A question is posed from a reader on Gocomics as to the progression of events that formed today's 9 Chickweed Lane cartoon - the chick or the egg, so to speak. (click the image for a larger view.)
What I had planned for this daily cartoon was another in what is now a series in which the black background merges with the black dancewear in which Edda is attired. Essentially, I had planned that Edda would be nothing but a head and shoulders, hands and feet, on a black backdrop. Body positions would be implied. When I prepare these cartoons, I go to the length of drawing her completely, as you can make out through the sketchy crosshatching. I then fill in the black to merge with her duds, at which point a transformation takes place that always amazes me. (Take a look at the work of Coles Phillips, http://www.americanartarchives.com/phillips,c.htm, who was doing this sort of thing with brilliance nearly a century ago.)
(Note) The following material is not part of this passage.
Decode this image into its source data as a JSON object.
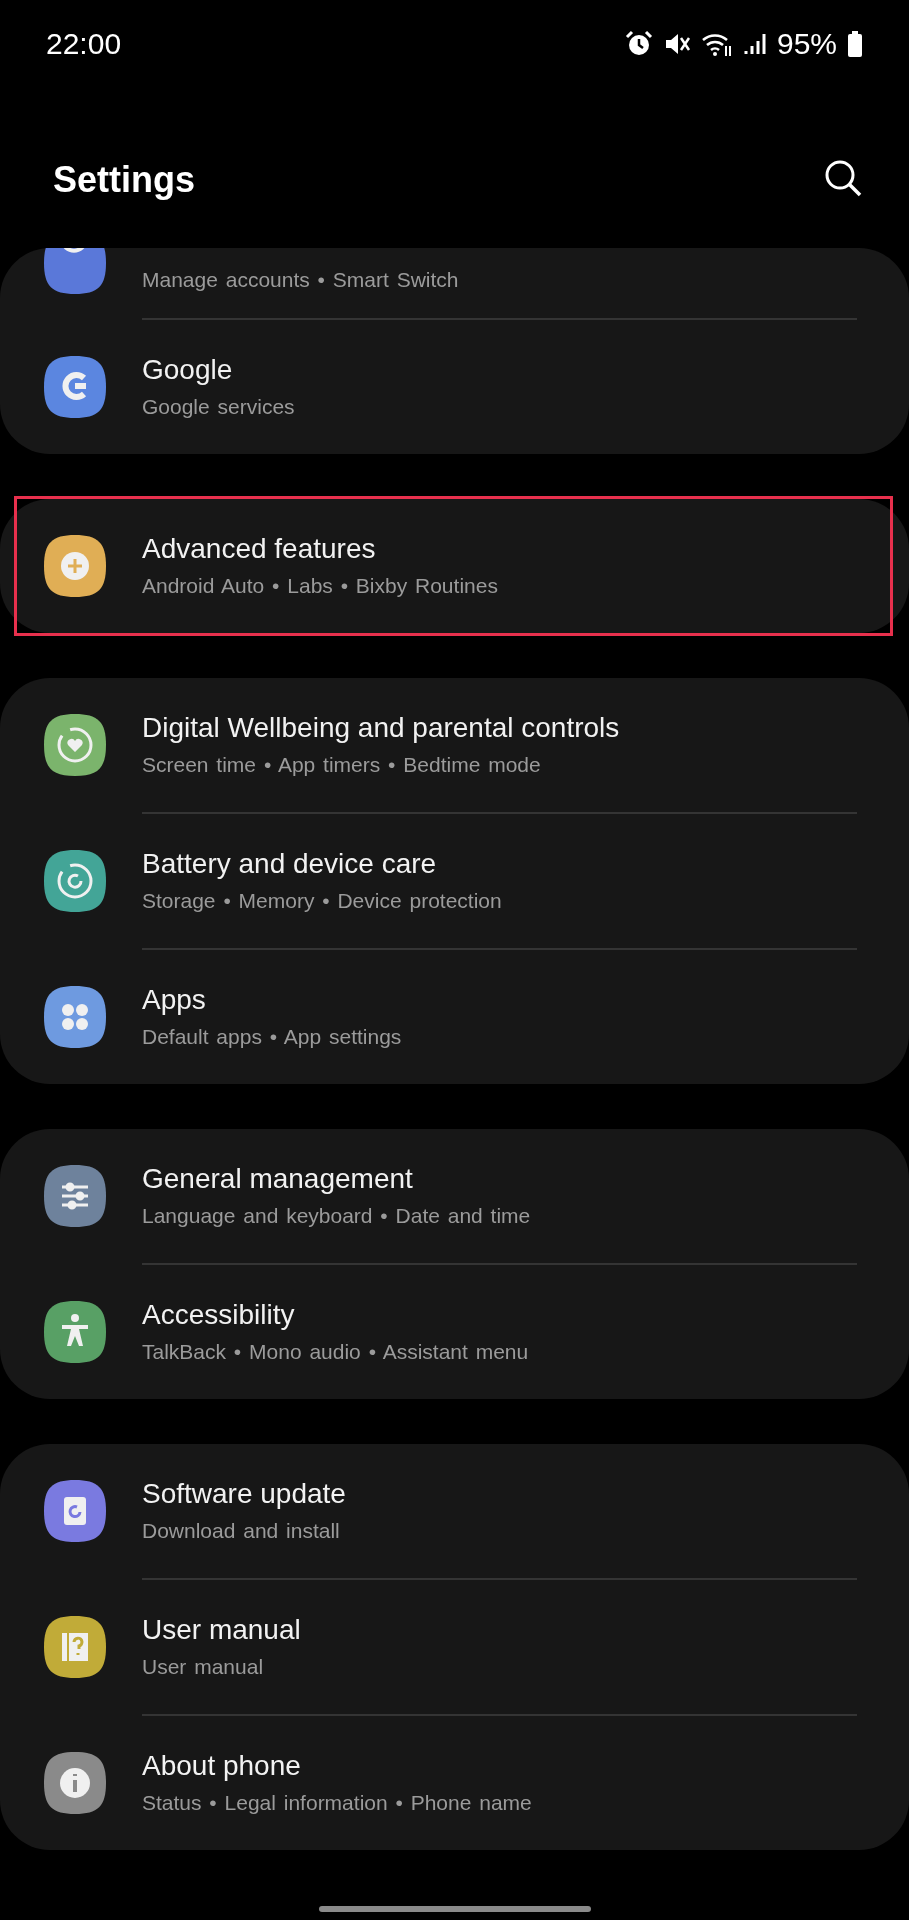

However, when I composed the cartoon, I began to sketch in the background as you see, partially obscuring the shape of her body. And then, I stopped. This was just the final study for the cartoon as yet to be drawn. But I really liked what had evolved. Sometimes, you just have to stop yourself from going further and screwing up an image that you like, i.e., liking it to death; so I forbore and, without excuses or explanation, sent in the cartoon to my syndicate.
Most of the best things I do I cannot explain, I do not plan, are entirely accidental. I have played a movement of, for instance, the Märchenbilder of Robert Schumann when, out of nowhere my accompanist and I found ourselves doing something with the music so moving that on succeeding days we tried again and again and again to recapture it, and without success. Those moments don't yield to force of will. They just appear, then evanesce.
I'm not suggesting the cartoon above is anything like that. However, I liked it, and I had the sense to leave it alone.
Post Script: I am glad that at this stage of Chickweed's existence, my abiding readers are willing and disposed to welcome such images. However, I know that by the end of the day someone will write in to object. And it will be a choleric objection. It is part of cartooning, like the short straw, and always a source of amazement and amusement.